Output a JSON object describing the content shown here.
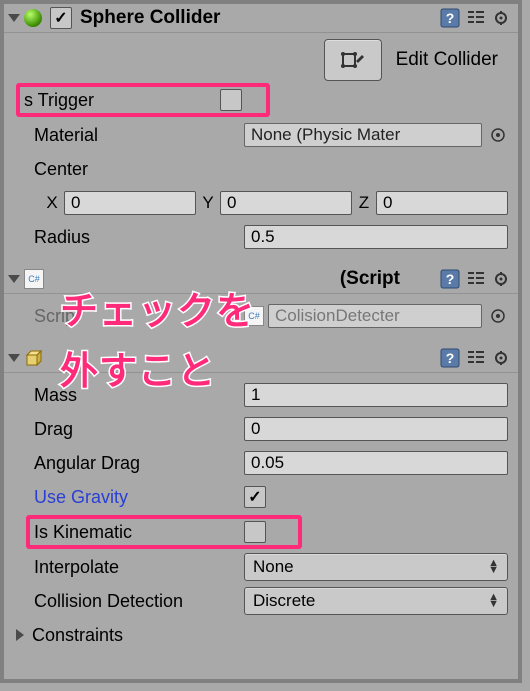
{
  "sphere": {
    "title": "Sphere Collider",
    "editBtn": "Edit Collider",
    "isTriggerLabel": "s Trigger",
    "isTriggerChecked": false,
    "materialLabel": "Material",
    "materialValue": "None (Physic Mater",
    "centerLabel": "Center",
    "x": "0",
    "y": "0",
    "z": "0",
    "radiusLabel": "Radius",
    "radius": "0.5"
  },
  "scriptComp": {
    "titleSuffix": "(Script",
    "scriptLabel": "Script",
    "scriptValue": "ColisionDetecter"
  },
  "rigidbody": {
    "massLabel": "Mass",
    "mass": "1",
    "dragLabel": "Drag",
    "drag": "0",
    "angularDragLabel": "Angular Drag",
    "angularDrag": "0.05",
    "useGravityLabel": "Use Gravity",
    "useGravity": true,
    "isKinematicLabel": "Is Kinematic",
    "isKinematic": false,
    "interpolateLabel": "Interpolate",
    "interpolate": "None",
    "collisionLabel": "Collision Detection",
    "collision": "Discrete",
    "constraintsLabel": "Constraints"
  },
  "axis": {
    "x": "X",
    "y": "Y",
    "z": "Z"
  },
  "annotation": {
    "line1": "チェックを",
    "line2": "外すこと"
  }
}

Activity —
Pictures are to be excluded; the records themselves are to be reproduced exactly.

Worked solution —
Output a JSON object describing the content shown here.
{
  "sphere": {
    "title": "Sphere Collider",
    "editBtn": "Edit Collider",
    "isTriggerLabel": "s Trigger",
    "isTriggerChecked": false,
    "materialLabel": "Material",
    "materialValue": "None (Physic Mater",
    "centerLabel": "Center",
    "x": "0",
    "y": "0",
    "z": "0",
    "radiusLabel": "Radius",
    "radius": "0.5"
  },
  "scriptComp": {
    "titleSuffix": "(Script",
    "scriptLabel": "Script",
    "scriptValue": "ColisionDetecter"
  },
  "rigidbody": {
    "massLabel": "Mass",
    "mass": "1",
    "dragLabel": "Drag",
    "drag": "0",
    "angularDragLabel": "Angular Drag",
    "angularDrag": "0.05",
    "useGravityLabel": "Use Gravity",
    "useGravity": true,
    "isKinematicLabel": "Is Kinematic",
    "isKinematic": false,
    "interpolateLabel": "Interpolate",
    "interpolate": "None",
    "collisionLabel": "Collision Detection",
    "collision": "Discrete",
    "constraintsLabel": "Constraints"
  },
  "axis": {
    "x": "X",
    "y": "Y",
    "z": "Z"
  },
  "annotation": {
    "line1": "チェックを",
    "line2": "外すこと"
  }
}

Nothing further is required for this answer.